Citation: Ren G, Ma Y, Guo D, Gentry TJ, Hu P, Pierson EA and Gu M (2018) Soil Bacterial Community Was Changed after Brassicaceous Seed Meal Application for Suppression of Fusarium Wilt on Pepper. Front. Microbiol. 9:185. doi: 10.3389/fmicb.2018.00185

Received: 14 October 2017; Accepted: 26 January 2018;
Published: 13 February 2018.

Edited by:

Gary M. King, Louisiana State University, United States

Reviewed by:

Anu Mikkonen, University of Jyväskylä, Finland
Matthew G. Bakker, Agricultural Research Service (USDA), United States
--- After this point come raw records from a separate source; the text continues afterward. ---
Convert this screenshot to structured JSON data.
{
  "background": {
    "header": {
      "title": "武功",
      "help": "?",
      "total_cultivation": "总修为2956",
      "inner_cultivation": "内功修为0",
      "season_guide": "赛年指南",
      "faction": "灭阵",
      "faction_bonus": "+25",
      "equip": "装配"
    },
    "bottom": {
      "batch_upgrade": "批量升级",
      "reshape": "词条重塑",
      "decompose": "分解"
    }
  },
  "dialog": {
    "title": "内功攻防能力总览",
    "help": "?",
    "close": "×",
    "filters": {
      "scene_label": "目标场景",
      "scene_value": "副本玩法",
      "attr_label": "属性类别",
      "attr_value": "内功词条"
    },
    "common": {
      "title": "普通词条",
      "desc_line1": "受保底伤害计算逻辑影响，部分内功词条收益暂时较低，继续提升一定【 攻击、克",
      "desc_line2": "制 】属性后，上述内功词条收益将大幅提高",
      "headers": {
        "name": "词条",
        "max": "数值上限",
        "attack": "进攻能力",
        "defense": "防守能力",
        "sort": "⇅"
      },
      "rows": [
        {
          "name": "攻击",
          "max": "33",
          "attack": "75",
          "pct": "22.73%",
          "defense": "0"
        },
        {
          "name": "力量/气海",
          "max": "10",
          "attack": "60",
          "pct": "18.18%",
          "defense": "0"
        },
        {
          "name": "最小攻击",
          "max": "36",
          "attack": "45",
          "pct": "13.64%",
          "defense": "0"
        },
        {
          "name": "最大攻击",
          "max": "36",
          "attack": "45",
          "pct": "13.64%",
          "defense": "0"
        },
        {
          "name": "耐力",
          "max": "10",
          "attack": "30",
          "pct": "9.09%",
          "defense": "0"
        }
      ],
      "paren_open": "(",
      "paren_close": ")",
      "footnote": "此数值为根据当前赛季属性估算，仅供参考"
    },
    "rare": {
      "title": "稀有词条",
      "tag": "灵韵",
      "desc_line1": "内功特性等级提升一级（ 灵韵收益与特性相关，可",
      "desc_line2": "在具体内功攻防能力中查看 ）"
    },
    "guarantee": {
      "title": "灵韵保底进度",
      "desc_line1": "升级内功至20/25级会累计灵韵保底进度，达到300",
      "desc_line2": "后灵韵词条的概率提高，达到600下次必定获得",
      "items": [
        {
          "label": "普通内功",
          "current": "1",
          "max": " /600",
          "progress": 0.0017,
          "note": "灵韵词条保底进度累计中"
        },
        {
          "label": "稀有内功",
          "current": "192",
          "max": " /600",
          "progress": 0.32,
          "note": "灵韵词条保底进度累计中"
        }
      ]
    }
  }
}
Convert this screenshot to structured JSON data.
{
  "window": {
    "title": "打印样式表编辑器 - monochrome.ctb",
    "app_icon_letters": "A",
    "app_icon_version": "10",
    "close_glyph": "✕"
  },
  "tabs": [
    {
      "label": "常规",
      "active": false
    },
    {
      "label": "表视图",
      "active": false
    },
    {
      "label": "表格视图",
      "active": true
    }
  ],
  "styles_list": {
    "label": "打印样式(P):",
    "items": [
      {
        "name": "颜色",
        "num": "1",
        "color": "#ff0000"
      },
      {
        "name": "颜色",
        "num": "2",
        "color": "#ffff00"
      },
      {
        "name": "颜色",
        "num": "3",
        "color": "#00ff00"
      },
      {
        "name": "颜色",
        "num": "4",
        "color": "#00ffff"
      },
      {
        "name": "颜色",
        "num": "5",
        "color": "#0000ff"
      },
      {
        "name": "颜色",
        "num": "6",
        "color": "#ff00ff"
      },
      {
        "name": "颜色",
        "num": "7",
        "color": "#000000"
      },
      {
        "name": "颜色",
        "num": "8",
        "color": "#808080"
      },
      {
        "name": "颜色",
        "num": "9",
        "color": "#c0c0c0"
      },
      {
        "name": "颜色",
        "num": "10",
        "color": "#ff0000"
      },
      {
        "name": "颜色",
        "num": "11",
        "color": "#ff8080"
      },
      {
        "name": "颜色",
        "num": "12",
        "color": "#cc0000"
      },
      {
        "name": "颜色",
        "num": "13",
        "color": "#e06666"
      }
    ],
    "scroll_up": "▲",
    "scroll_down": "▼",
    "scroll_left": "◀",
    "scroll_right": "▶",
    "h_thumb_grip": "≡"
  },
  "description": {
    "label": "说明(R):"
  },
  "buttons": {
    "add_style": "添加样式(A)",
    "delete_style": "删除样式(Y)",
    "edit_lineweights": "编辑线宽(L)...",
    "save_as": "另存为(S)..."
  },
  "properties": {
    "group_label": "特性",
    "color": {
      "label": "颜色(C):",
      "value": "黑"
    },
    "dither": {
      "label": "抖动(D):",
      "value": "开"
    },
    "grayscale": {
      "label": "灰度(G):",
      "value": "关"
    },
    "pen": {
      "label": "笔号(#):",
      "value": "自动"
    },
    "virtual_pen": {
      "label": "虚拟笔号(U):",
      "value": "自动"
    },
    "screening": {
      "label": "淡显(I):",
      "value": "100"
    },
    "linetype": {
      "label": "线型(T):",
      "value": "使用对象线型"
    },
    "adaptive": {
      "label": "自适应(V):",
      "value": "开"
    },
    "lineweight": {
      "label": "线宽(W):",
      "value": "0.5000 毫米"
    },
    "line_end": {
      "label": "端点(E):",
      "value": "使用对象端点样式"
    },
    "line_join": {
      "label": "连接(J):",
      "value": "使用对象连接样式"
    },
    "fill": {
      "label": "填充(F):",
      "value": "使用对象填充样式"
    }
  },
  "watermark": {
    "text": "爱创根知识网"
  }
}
Copyright © 2018 Ren, Ma, Guo, Gentry, Hu, Pierson and Gu. This is an open-access article distributed under the terms of the Creative Commons Attribution License (CC BY). The use, distribution or reproduction in other forums is permitted, provided the original author(s) and the copyright owner are credited and that the original publication in this journal is cited, in accordance with accepted academic practice. No use, distribution or reproduction is permitted which does not comply with these terms.

*Correspondence: Yan Ma, myjaas@sina.com